Choose a pot that’s only a bit larger (e.g. an inch or two [2.5-5.0 cm] wider pot). Repot once every three years, when they look ragged or when roots begin to grow out of the drainage holes. This is best done after flowering in late winter or spring.

Summer holidays? Holiday cactus can be set outdoors in the summer in a shady location protected from the wind. Bring them in once the temperature drops below 50°F (10 °C).

Pruning: Remove one or two stem segments from each branch immediately after blooming. This forces the plant to branch out, developing additional stems (and flowers).

Propagation: Take cuttings of 3 to 5 stem segments in May or June, allowing the cut ends to dry out for a few days. Use well-drained potting soil and clean containers for rooting. Place the cuttings about one inch (2.5 cm) deep. Water the soil well and cover with clear plastic.
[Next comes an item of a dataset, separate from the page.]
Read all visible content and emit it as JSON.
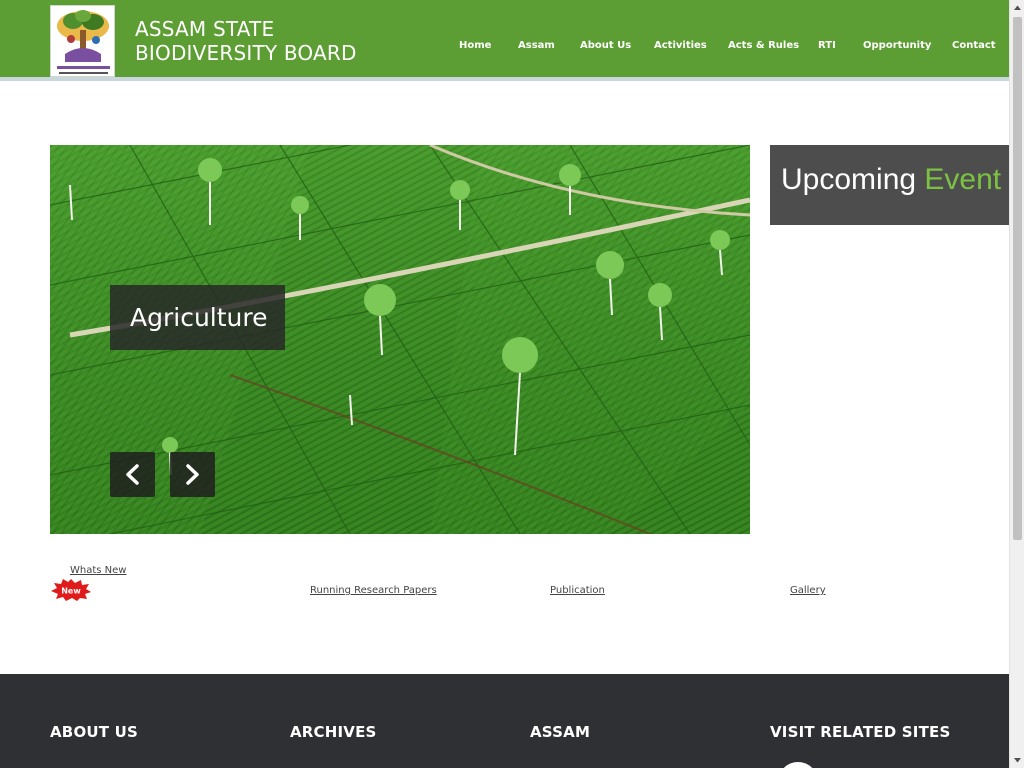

Keep the soil evenly moist but not overly wet. Place them in bright, indirect light until roots have formed, generally after three to eight weeks. Remove the plastic and apply a very dilute fertilizer solution when watering. Wait about eight to ten weeks before repotting in permanent pots. New leaf or stem growth usually indicates that roots have formed. Temperatures above 70 °F (21 °C) and up to 81 °F (27 °C) in long day/short night conditions speed rooting. 

How to get a holiday cactus to bloom
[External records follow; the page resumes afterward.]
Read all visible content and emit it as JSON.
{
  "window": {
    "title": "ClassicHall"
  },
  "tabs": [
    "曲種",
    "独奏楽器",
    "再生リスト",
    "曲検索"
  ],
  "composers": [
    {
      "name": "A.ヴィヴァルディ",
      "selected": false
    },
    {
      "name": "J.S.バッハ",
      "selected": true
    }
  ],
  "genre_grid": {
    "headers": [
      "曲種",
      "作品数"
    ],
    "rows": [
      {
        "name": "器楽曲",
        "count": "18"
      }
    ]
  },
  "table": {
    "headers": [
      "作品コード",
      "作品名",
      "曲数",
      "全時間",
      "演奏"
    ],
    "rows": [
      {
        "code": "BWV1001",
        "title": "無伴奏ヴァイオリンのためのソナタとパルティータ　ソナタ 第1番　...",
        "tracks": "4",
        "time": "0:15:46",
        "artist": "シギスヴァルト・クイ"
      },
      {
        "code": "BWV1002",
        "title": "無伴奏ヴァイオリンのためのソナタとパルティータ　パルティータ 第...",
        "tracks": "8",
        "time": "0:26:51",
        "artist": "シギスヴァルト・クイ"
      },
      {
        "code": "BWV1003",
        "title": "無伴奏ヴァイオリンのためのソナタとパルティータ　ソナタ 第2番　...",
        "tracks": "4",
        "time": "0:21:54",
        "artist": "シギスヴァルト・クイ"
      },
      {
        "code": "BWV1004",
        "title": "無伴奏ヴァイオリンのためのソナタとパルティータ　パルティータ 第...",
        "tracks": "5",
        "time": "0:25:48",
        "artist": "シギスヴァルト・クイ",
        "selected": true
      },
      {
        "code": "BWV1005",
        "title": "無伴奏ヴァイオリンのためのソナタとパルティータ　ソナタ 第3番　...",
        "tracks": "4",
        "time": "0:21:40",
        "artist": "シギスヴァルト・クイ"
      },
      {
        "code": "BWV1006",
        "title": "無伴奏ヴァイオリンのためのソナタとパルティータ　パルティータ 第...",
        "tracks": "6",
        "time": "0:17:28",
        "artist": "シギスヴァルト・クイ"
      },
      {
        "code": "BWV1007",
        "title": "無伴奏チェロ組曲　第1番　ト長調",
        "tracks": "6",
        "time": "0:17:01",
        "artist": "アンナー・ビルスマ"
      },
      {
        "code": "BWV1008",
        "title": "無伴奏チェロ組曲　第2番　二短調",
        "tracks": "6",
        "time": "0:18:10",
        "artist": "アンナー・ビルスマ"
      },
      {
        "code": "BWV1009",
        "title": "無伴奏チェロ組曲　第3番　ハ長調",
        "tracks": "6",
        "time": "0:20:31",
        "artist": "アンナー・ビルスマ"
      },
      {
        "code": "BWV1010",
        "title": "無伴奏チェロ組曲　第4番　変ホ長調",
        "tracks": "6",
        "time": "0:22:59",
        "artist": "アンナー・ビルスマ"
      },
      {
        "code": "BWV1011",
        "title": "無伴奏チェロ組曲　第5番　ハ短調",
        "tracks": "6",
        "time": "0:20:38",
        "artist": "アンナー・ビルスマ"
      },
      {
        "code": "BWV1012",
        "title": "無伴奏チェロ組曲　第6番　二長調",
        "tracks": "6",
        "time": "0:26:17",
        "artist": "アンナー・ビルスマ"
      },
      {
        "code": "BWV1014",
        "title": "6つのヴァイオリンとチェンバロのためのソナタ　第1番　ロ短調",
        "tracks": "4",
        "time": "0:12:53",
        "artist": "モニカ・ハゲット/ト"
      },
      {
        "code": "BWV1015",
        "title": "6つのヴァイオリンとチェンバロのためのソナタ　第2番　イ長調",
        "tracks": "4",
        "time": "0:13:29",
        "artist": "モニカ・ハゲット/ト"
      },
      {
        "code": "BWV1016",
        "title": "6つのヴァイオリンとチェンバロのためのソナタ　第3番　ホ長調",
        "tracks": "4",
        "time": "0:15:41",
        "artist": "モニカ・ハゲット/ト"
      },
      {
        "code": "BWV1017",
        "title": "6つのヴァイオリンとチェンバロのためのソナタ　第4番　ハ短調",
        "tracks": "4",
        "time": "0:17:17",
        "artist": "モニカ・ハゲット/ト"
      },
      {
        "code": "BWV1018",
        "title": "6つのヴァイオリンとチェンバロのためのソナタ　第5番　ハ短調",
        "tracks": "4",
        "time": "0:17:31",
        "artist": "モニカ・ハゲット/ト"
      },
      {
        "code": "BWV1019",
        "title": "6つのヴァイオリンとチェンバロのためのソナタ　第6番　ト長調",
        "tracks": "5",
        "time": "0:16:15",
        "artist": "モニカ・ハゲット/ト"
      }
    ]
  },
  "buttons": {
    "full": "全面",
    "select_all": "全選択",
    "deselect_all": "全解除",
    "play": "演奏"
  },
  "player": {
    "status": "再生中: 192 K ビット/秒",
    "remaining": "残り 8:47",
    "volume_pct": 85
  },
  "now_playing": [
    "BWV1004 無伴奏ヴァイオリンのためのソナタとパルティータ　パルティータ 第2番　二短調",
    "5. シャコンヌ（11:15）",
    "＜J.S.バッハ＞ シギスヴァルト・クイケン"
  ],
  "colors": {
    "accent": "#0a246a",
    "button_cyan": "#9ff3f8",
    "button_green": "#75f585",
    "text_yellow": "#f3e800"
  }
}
In my experience, holiday cacti are not nearly as fussy in terms of daylength and temperature as a lot of books and articles would lead one to believe – maybe because the plants haven’t read those articles? Or more likely, modern breeding has developed a more flexible response to daylength and temperature for flower bud initiation.

For about six weeks prior to blooming, they require 12-14 hours of dark to set buds. This corresponds to the naturally shorter days of fall.

Once flower buds form, do not move the pot until flowering is finished. Unopened flower buds can drop if there is a sudden change in temperature, light or insufficient water.

Blooming starts when the daylength is approximately equal to the night length (12 hours each) and when the temperature is between 50 to 60° F (13-16 °C).

Mine are hanging fairly high in north- and west-facing windows where they are shaded from direct sunlight. Indoor lights are turned on randomly from morning to night and have not disrupted the initiation of flower buds or flowering.

Sara Williams is the author and coauthor of many books including Creating the Prairie Xeriscape, Gardening Naturally with Hugh Skinner and, with Bob Bors, the recently published Growing Fruit in Northern Gardens. She continues to give workshops on a wide range of gardening topics throughout the prairies.

This column is provided courtesy of the Saskatchewan Perennial Society (SPS; ). Check our website ( or Facebook page ( for a list of upcoming gardening events.